  • But the tomb became a frequent flash point. In 1996, six Israeli soldiers were killed there in riots. In 2000, during the second intifada, Palestinians burned and ransacked the tomb, and 18 Palestinians and an Israeli border policeman were killed in clashes.
  • Jewish worshipers visiting the site in 2011 without the required Israeli military escort were shot by Palestinian police; one was killed and four were injured.

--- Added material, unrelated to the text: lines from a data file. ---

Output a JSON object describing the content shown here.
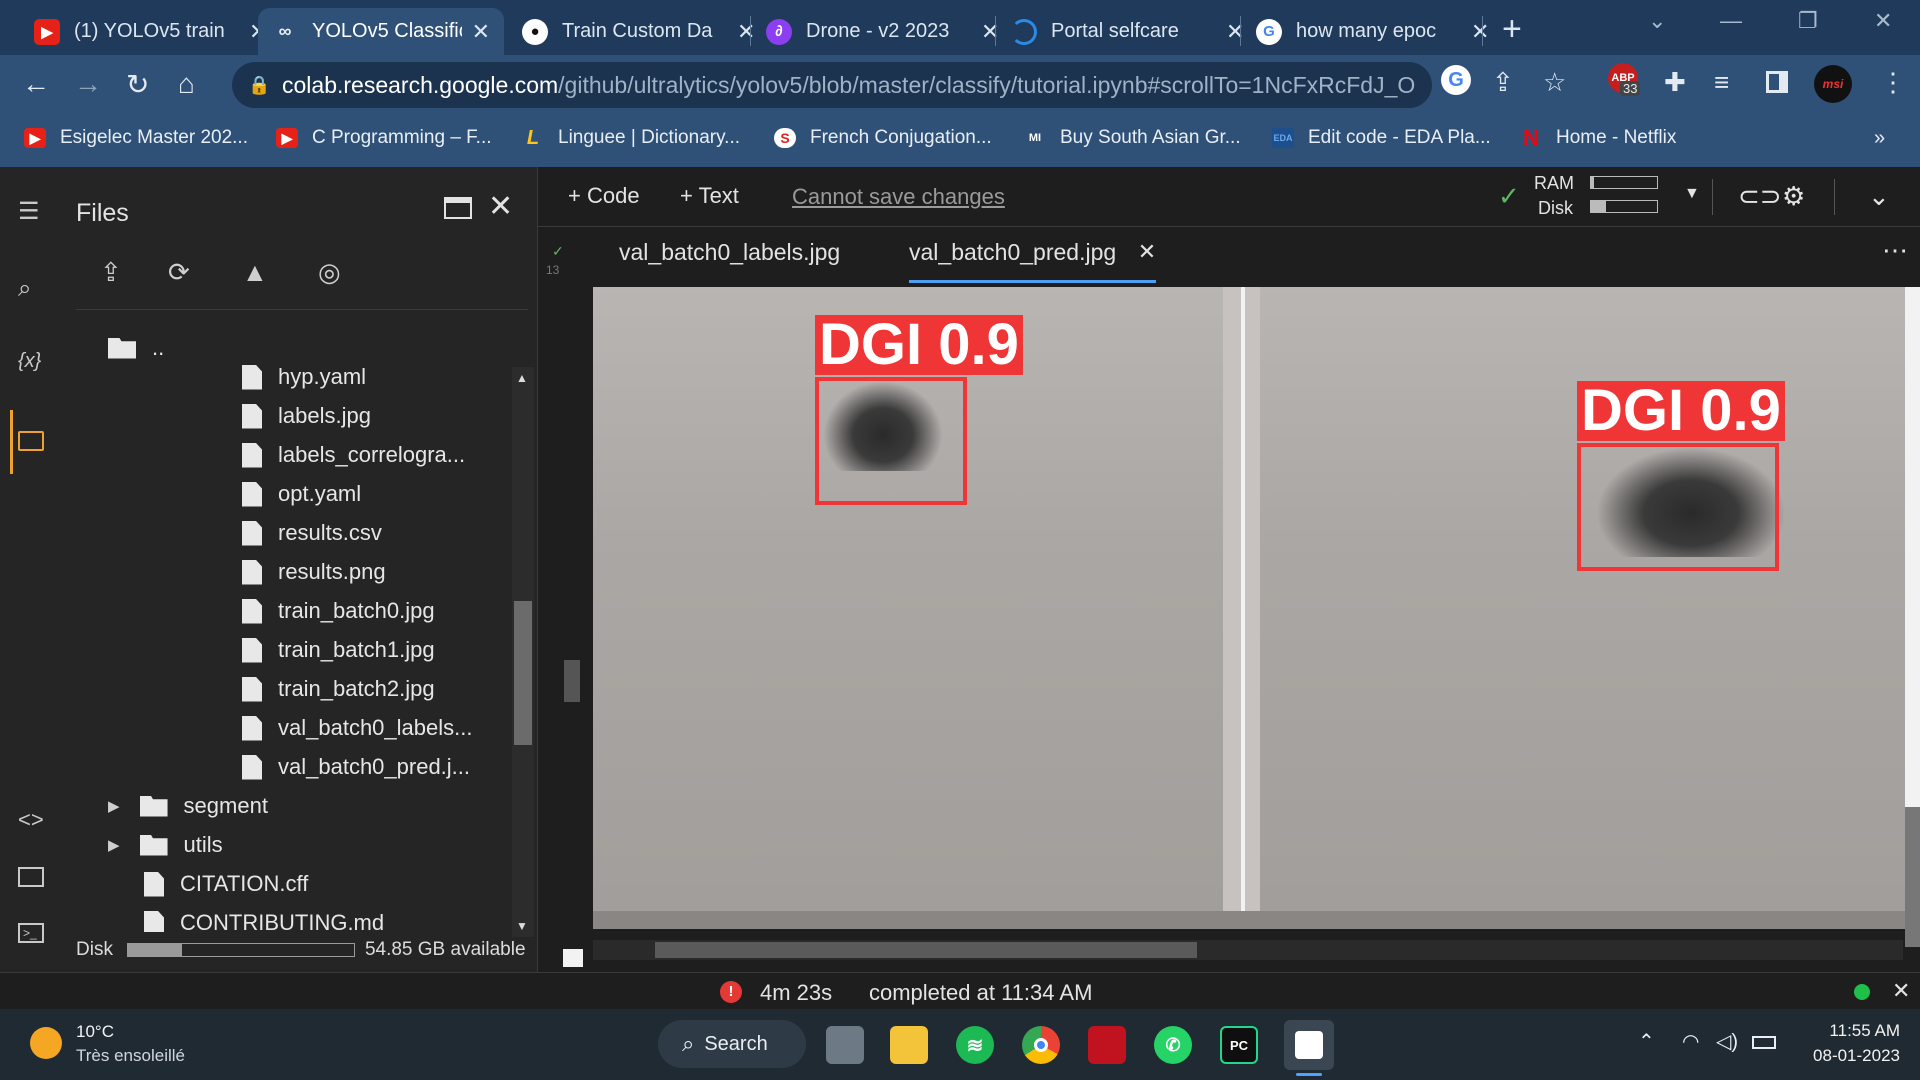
{
  "browser": {
    "tabs": [
      {
        "title": "(1) YOLOv5 train",
        "icon": "youtube-icon"
      },
      {
        "title": "YOLOv5 Classific",
        "icon": "colab-icon",
        "active": true
      },
      {
        "title": "Train Custom Da",
        "icon": "github-icon"
      },
      {
        "title": "Drone - v2 2023",
        "icon": "roboflow-icon"
      },
      {
        "title": "Portal selfcare",
        "icon": "portal-icon"
      },
      {
        "title": "how many epoc",
        "icon": "google-icon"
      }
    ],
    "url_domain": "colab.research.google.com",
    "url_path": "/github/ultralytics/yolov5/blob/master/classify/tutorial.ipynb#scrollTo=1NcFxRcFdJ_O",
    "extension_badge": "33",
    "bookmarks": [
      "Esigelec Master 202...",
      "C Programming – F...",
      "Linguee | Dictionary...",
      "French Conjugation...",
      "Buy South Asian Gr...",
      "Edit code - EDA Pla...",
      "Home - Netflix"
    ],
    "more_bookmarks": "»"
  },
  "colab": {
    "toolbar": {
      "code_label": "+ Code",
      "text_label": "+ Text",
      "cannot_save": "Cannot save changes",
      "ram_label": "RAM",
      "disk_label": "Disk",
      "ram_usage": 0.05,
      "disk_usage": 0.22
    },
    "files": {
      "title": "Files",
      "parent": "..",
      "items": [
        {
          "name": "hyp.yaml",
          "type": "file"
        },
        {
          "name": "labels.jpg",
          "type": "file"
        },
        {
          "name": "labels_correlogra...",
          "type": "file"
        },
        {
          "name": "opt.yaml",
          "type": "file"
        },
        {
          "name": "results.csv",
          "type": "file"
        },
        {
          "name": "results.png",
          "type": "file"
        },
        {
          "name": "train_batch0.jpg",
          "type": "file"
        },
        {
          "name": "train_batch1.jpg",
          "type": "file"
        },
        {
          "name": "train_batch2.jpg",
          "type": "file"
        },
        {
          "name": "val_batch0_labels...",
          "type": "file"
        },
        {
          "name": "val_batch0_pred.j...",
          "type": "file"
        },
        {
          "name": "segment",
          "type": "folder"
        },
        {
          "name": "utils",
          "type": "folder"
        },
        {
          "name": "CITATION.cff",
          "type": "file"
        },
        {
          "name": "CONTRIBUTING.md",
          "type": "file"
        }
      ],
      "disk_label": "Disk",
      "disk_available": "54.85 GB available",
      "disk_usage": 0.24
    },
    "gutter_label": "13",
    "image_tabs": [
      "val_batch0_labels.jpg",
      "val_batch0_pred.jpg"
    ],
    "detections": [
      {
        "label": "DGI 0.9"
      },
      {
        "label": "DGI 0.9"
      }
    ],
    "status": {
      "duration": "4m 23s",
      "completed": "completed at 11:34 AM"
    }
  },
  "taskbar": {
    "weather_temp": "10°C",
    "weather_desc": "Très ensoleillé",
    "search_label": "Search",
    "time": "11:55 AM",
    "date": "08-01-2023"
  },
  "colors": {
    "bbox": "#ef3535",
    "accent": "#4d9ef6",
    "chrome": "#2f5177"
  }
}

“We want to demonstrate, despite their decision to prevent us,” said Mohammed Eleyan, an organizer of the protests, speaking by telephone from the border area near Nahal Oz. “We want to resist for Jerusalem, like its people who are dying and giving their souls for the homeland.”
The Israeli military said it would make necessary repairs to Joseph’s Tomb to allow worshipers to resume visits.
Lt. Col. Peter Lerner, a spokesman for the military, described the attack as “a blatant violation and contradiction of the basic value of freedom of worship.” He said the military would take “all measures to bring the perpetrators of this despicable act to justice.”
Mr. Abbas pledged to set up a committee to investigate the arson and called on “responsible parties” to complete the restoration quickly.
Yossi Dagan, the leader of the Samaria regional council, which represents the Jewish settlers in the northern West Bank, called for the Israeli military to protect the tomb.
Mohammad Abdel Jawwad, 18, a resident of the Balata camp who works as a carpenter, said he was sitting with friends when he heard about the fire and rushed to see what was happening.
“By the time we got there, Israeli soldiers had surrounded the entire area and were already clashing with the youth,” said Mr. Abdel Jawwad, who went to a hospital to seek treatment for a wounded hand.
At the United Nations, Israel’s new ambassador, Danny Danon, made his first public appearance outside the Security Council chambers on Friday, condemning the Palestinian leadership for what Mr. Danon called its instigation of violence against Jews. He also categorically ruled out the prospect of any foreign presence in the disputed Temple Mount site, as the Palestinians are demanding.
“We don’t think any intervention will help. Keeping the status quo is right thing to bring stability and to keep stability in the region,” Mr. Danon told reporters just before an emergency session of the Security Council to discuss the violence.
Under the Israeli-Palestinian agreements of the mid-1990s known as the Oslo peace accords, Israel withdrew from Nablus and the other Palestinian cities but was assured free access to Jewish holy sites. The Israeli Army turned Joseph’s Tomb into a fortified post, and a small yeshiva continued to operate there.
The tomb became the site of tensions, and in 1996, six Israeli soldiers were killed there during riots by Palestinians. After the second Palestinian uprising broke out in September 2000, the tomb was the scene of a battle in which 18 Palestinians and an Israeli border police officer were killed.
To avoid further tensions, the army vacated the tomb and turned over protection of the site to the Palestinian police.
Joseph is considered a prophet in Islam, and some Muslims declared the tomb a holy site and painted its dome green. Others believe that the compound is actually the tomb of a Muslim sheikh called Yusef, the Arabic equivalent of Joseph.
But to many Jews, Nablus, which has a population of more than 120,000, is the site of the ancient city of Shechem and part of their biblical birthright. The tomb, they believe, sits on the parcel of ground that Jacob bought for a hundred pieces of silver, according to Joshua 24:32, an inheritance of the children of Joseph.
Although Nablus is now nominally under Palestinian control, Israeli forces frequently conduct raids in the city.

No comments:

Post a Comment